In between 1965 and 1972, about 2 million houses were built with aluminum wiring.
The wiring that is of major concern is the single strand solid aluminum wiring, hooked up to the smaller sized branch circuits energizing receptacles, switches, lights, and appliances like dishwashers, furnaces, etc. Corrosion of the metals in the connection, especially the aluminum wire itself, causes increased resistance to the flow of electric current and that resistance causes overheating.
Most modern-day houses have some aluminum wiring, including the main service wires, and the heavier 240 volt circuits that feed other major appliances, such as ranges and air conditioners. The higher voltage wiring does pose the same hazard as 15, 20 and 30 amp circuit wiring. More Information
Indications of trouble in aluminum wire circuitry consist of:
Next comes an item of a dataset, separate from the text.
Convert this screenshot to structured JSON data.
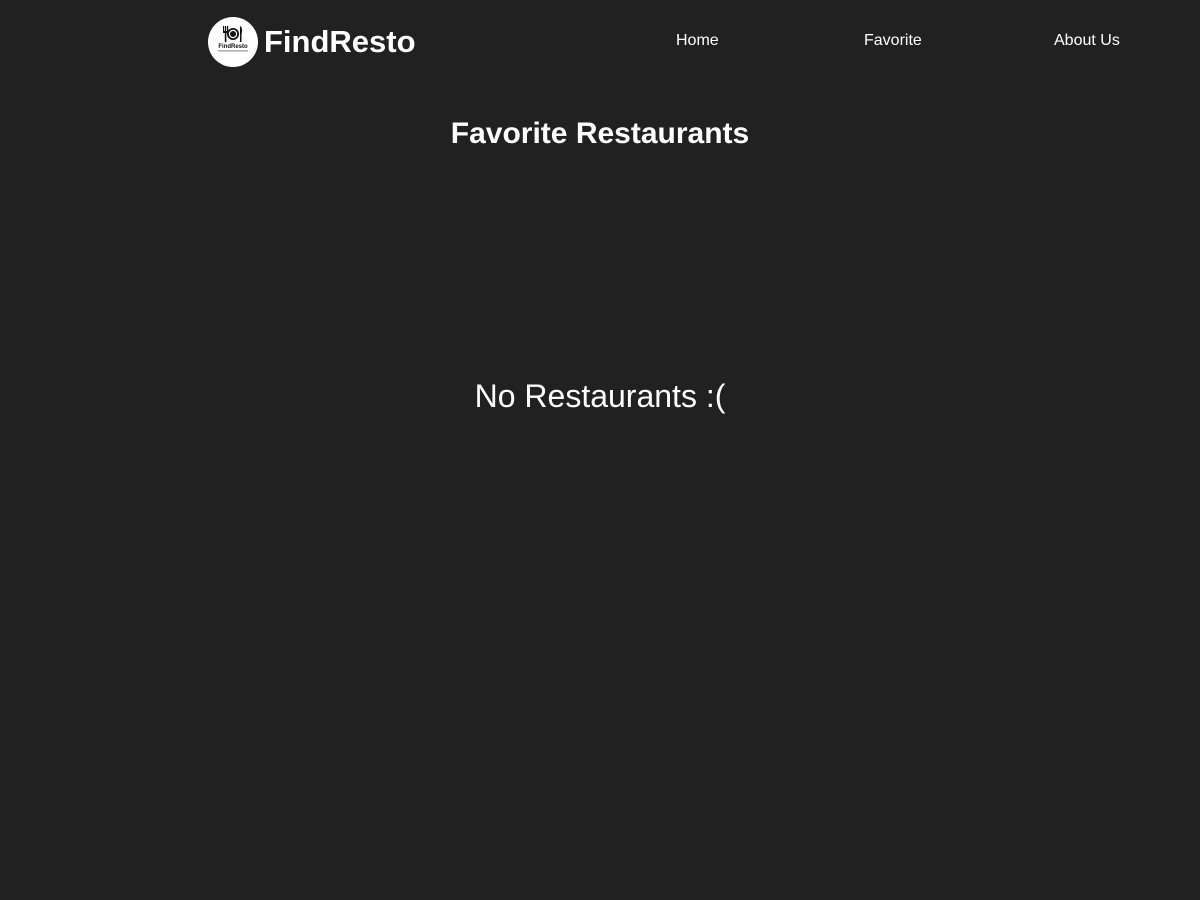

1. Cover plates on outlets or switches that are warm-to-the-touch.
2. Circuits that do not work, or work irregularly.
3. Flickering lights.
4. The smell of burning plastic at outlets, switches, or lighting.
6. Smoking outlets, switches, or lighting.
7. Tripping circuit breakers, for no obvious reason.
Sadly, not all failing aluminum wired connections offer such readily detected warning signs, as they can fail without having any prior signals or problems
How to Fix the issue?
One-- complete replacement of the system-- is generally too costly for lots of home owners, as it can cost $ 8,000 or more. The other is to replace every connection in each outlet, switch and junction box with a copper pigtail using a special Copalum connection-- a short piece of copper wire is bonded to the aluminum wire using a tool designed specifically for the task. The copper wire makes the connection.
But the trouble is that only electricians educated by the Copalum manufacturer, Tyco Electronics, can rent the special tool necessary for installation. So it might be challenging to locate an electrician to make a Copalum repair. linked web site